Each entry needs to be reproduced exactly as it is.
____ Data for processing
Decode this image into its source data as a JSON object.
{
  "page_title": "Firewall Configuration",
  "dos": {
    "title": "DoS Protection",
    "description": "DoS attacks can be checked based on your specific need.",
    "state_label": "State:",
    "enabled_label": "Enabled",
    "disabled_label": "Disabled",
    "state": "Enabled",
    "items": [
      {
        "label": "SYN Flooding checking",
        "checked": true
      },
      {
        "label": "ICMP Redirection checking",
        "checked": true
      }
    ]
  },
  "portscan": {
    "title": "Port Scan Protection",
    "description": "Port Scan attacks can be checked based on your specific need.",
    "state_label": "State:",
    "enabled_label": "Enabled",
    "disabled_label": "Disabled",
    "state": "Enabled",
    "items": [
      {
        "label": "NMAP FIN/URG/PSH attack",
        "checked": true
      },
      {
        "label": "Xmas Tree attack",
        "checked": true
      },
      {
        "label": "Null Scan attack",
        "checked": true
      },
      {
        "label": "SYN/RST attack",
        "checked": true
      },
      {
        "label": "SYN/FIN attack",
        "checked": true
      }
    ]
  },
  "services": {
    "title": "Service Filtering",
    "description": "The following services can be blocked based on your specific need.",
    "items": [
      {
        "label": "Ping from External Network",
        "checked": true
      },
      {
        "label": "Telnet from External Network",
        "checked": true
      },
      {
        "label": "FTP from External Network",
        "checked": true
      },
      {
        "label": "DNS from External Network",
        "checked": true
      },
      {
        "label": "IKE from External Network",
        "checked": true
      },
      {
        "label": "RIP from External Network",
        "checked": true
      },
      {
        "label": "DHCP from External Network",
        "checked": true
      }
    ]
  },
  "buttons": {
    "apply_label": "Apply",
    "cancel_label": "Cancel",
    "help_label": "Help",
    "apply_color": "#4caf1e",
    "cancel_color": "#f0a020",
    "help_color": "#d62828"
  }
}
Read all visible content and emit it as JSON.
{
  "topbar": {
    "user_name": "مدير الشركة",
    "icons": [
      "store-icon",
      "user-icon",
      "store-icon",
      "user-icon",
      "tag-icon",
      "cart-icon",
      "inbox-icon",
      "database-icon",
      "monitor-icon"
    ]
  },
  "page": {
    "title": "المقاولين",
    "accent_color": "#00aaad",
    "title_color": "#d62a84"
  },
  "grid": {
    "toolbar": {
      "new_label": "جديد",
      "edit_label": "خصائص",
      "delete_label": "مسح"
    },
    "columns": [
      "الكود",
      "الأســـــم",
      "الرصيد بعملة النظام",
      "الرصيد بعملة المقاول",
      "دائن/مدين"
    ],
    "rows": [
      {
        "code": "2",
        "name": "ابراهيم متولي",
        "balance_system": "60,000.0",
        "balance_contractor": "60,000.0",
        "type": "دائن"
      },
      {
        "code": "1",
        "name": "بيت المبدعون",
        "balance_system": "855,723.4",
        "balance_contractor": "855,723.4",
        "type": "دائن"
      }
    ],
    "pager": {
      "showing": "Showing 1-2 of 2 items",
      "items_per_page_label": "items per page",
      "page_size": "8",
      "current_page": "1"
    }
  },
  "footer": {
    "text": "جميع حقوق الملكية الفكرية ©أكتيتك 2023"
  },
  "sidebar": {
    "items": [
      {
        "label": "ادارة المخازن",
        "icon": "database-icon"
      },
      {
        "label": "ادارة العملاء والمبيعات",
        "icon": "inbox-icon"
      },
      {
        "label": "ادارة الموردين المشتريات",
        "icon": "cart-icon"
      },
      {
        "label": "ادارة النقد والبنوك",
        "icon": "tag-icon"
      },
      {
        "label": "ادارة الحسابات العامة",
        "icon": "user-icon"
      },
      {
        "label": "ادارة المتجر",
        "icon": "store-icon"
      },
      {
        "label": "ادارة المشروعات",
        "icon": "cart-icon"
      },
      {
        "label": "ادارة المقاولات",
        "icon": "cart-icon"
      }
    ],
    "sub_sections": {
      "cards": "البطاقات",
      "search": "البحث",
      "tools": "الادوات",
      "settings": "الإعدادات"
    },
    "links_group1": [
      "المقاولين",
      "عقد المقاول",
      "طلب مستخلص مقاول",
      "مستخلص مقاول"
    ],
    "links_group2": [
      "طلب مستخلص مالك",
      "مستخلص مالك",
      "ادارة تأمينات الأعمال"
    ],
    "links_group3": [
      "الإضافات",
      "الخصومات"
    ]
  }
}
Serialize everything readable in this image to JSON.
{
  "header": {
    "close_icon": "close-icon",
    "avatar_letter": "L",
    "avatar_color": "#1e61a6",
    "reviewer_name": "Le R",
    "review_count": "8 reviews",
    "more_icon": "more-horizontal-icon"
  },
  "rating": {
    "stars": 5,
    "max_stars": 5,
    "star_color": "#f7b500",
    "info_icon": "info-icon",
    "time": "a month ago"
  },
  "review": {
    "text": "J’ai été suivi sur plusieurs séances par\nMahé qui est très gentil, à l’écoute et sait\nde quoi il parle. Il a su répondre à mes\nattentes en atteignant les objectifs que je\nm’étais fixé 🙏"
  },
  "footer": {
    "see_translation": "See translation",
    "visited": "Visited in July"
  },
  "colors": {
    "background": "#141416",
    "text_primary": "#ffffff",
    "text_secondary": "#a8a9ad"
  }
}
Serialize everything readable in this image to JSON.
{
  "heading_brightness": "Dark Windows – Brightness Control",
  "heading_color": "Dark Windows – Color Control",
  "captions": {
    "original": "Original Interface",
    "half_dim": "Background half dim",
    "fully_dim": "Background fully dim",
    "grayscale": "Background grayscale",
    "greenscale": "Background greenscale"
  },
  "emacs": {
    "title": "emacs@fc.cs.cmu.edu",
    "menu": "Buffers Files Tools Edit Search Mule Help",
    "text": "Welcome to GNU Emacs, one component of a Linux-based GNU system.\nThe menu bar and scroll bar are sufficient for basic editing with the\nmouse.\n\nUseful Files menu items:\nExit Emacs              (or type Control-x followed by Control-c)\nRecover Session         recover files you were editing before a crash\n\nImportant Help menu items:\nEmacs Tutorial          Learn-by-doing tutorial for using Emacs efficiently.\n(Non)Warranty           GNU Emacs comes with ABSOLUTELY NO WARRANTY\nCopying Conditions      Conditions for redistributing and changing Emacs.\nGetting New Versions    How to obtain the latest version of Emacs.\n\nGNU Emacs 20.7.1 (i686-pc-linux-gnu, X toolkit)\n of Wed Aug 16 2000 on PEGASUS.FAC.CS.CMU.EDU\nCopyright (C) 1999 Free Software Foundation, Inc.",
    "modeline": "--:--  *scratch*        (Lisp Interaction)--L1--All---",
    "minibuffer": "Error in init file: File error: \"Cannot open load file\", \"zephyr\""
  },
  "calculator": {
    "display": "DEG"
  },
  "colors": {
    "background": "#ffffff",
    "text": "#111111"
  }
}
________
● **Output for this task**
Decode this image into its source data as a JSON object.
{
  "page_title": "Firewall Configuration",
  "dos": {
    "title": "DoS Protection",
    "description": "DoS attacks can be checked based on your specific need.",
    "state_label": "State:",
    "enabled_label": "Enabled",
    "disabled_label": "Disabled",
    "state": "Enabled",
    "items": [
      {
        "label": "SYN Flooding checking",
        "checked": true
      },
      {
        "label": "ICMP Redirection checking",
        "checked": true
      }
    ]
  },
  "portscan": {
    "title": "Port Scan Protection",
    "description": "Port Scan attacks can be checked based on your specific need.",
    "state_label": "State:",
    "enabled_label": "Enabled",
    "disabled_label": "Disabled",
    "state": "Enabled",
    "items": [
      {
        "label": "NMAP FIN/URG/PSH attack",
        "checked": true
      },
      {
        "label": "Xmas Tree attack",
        "checked": true
      },
      {
        "label": "Null Scan attack",
        "checked": true
      },
      {
        "label": "SYN/RST attack",
        "checked": true
      },
      {
        "label": "SYN/FIN attack",
        "checked": true
      }
    ]
  },
  "services": {
    "title": "Service Filtering",
    "description": "The following services can be blocked based on your specific need.",
    "items": [
      {
        "label": "Ping from External Network",
        "checked": true
      },
      {
        "label": "Telnet from External Network",
        "checked": true
      },
      {
        "label": "FTP from External Network",
        "checked": true
      },
      {
        "label": "DNS from External Network",
        "checked": true
      },
      {
        "label": "IKE from External Network",
        "checked": true
      },
      {
        "label": "RIP from External Network",
        "checked": true
      },
      {
        "label": "DHCP from External Network",
        "checked": true
      }
    ]
  },
  "buttons": {
    "apply_label": "Apply",
    "cancel_label": "Cancel",
    "help_label": "Help",
    "apply_color": "#4caf1e",
    "cancel_color": "#f0a020",
    "help_color": "#d62828"
  }
}
Read all visible content and emit it as JSON.
{
  "topbar": {
    "user_name": "مدير الشركة",
    "icons": [
      "store-icon",
      "user-icon",
      "store-icon",
      "user-icon",
      "tag-icon",
      "cart-icon",
      "inbox-icon",
      "database-icon",
      "monitor-icon"
    ]
  },
  "page": {
    "title": "المقاولين",
    "accent_color": "#00aaad",
    "title_color": "#d62a84"
  },
  "grid": {
    "toolbar": {
      "new_label": "جديد",
      "edit_label": "خصائص",
      "delete_label": "مسح"
    },
    "columns": [
      "الكود",
      "الأســـــم",
      "الرصيد بعملة النظام",
      "الرصيد بعملة المقاول",
      "دائن/مدين"
    ],
    "rows": [
      {
        "code": "2",
        "name": "ابراهيم متولي",
        "balance_system": "60,000.0",
        "balance_contractor": "60,000.0",
        "type": "دائن"
      },
      {
        "code": "1",
        "name": "بيت المبدعون",
        "balance_system": "855,723.4",
        "balance_contractor": "855,723.4",
        "type": "دائن"
      }
    ],
    "pager": {
      "showing": "Showing 1-2 of 2 items",
      "items_per_page_label": "items per page",
      "page_size": "8",
      "current_page": "1"
    }
  },
  "footer": {
    "text": "جميع حقوق الملكية الفكرية ©أكتيتك 2023"
  },
  "sidebar": {
    "items": [
      {
        "label": "ادارة المخازن",
        "icon": "database-icon"
      },
      {
        "label": "ادارة العملاء والمبيعات",
        "icon": "inbox-icon"
      },
      {
        "label": "ادارة الموردين المشتريات",
        "icon": "cart-icon"
      },
      {
        "label": "ادارة النقد والبنوك",
        "icon": "tag-icon"
      },
      {
        "label": "ادارة الحسابات العامة",
        "icon": "user-icon"
      },
      {
        "label": "ادارة المتجر",
        "icon": "store-icon"
      },
      {
        "label": "ادارة المشروعات",
        "icon": "cart-icon"
      },
      {
        "label": "ادارة المقاولات",
        "icon": "cart-icon"
      }
    ],
    "sub_sections": {
      "cards": "البطاقات",
      "search": "البحث",
      "tools": "الادوات",
      "settings": "الإعدادات"
    },
    "links_group1": [
      "المقاولين",
      "عقد المقاول",
      "طلب مستخلص مقاول",
      "مستخلص مقاول"
    ],
    "links_group2": [
      "طلب مستخلص مالك",
      "مستخلص مالك",
      "ادارة تأمينات الأعمال"
    ],
    "links_group3": [
      "الإضافات",
      "الخصومات"
    ]
  }
}
Serialize everything readable in this image to JSON.
{
  "header": {
    "close_icon": "close-icon",
    "avatar_letter": "L",
    "avatar_color": "#1e61a6",
    "reviewer_name": "Le R",
    "review_count": "8 reviews",
    "more_icon": "more-horizontal-icon"
  },
  "rating": {
    "stars": 5,
    "max_stars": 5,
    "star_color": "#f7b500",
    "info_icon": "info-icon",
    "time": "a month ago"
  },
  "review": {
    "text": "J’ai été suivi sur plusieurs séances par\nMahé qui est très gentil, à l’écoute et sait\nde quoi il parle. Il a su répondre à mes\nattentes en atteignant les objectifs que je\nm’étais fixé 🙏"
  },
  "footer": {
    "see_translation": "See translation",
    "visited": "Visited in July"
  },
  "colors": {
    "background": "#141416",
    "text_primary": "#ffffff",
    "text_secondary": "#a8a9ad"
  }
}
Serialize everything readable in this image to JSON.
{
  "heading_brightness": "Dark Windows – Brightness Control",
  "heading_color": "Dark Windows – Color Control",
  "captions": {
    "original": "Original Interface",
    "half_dim": "Background half dim",
    "fully_dim": "Background fully dim",
    "grayscale": "Background grayscale",
    "greenscale": "Background greenscale"
  },
  "emacs": {
    "title": "emacs@fc.cs.cmu.edu",
    "menu": "Buffers Files Tools Edit Search Mule Help",
    "text": "Welcome to GNU Emacs, one component of a Linux-based GNU system.\nThe menu bar and scroll bar are sufficient for basic editing with the\nmouse.\n\nUseful Files menu items:\nExit Emacs              (or type Control-x followed by Control-c)\nRecover Session         recover files you were editing before a crash\n\nImportant Help menu items:\nEmacs Tutorial          Learn-by-doing tutorial for using Emacs efficiently.\n(Non)Warranty           GNU Emacs comes with ABSOLUTELY NO WARRANTY\nCopying Conditions      Conditions for redistributing and changing Emacs.\nGetting New Versions    How to obtain the latest version of Emacs.\n\nGNU Emacs 20.7.1 (i686-pc-linux-gnu, X toolkit)\n of Wed Aug 16 2000 on PEGASUS.FAC.CS.CMU.EDU\nCopyright (C) 1999 Free Software Foundation, Inc.",
    "modeline": "--:--  *scratch*        (Lisp Interaction)--L1--All---",
    "minibuffer": "Error in init file: File error: \"Cannot open load file\", \"zephyr\""
  },
  "calculator": {
    "display": "DEG"
  },
  "colors": {
    "background": "#ffffff",
    "text": "#111111"
  }
}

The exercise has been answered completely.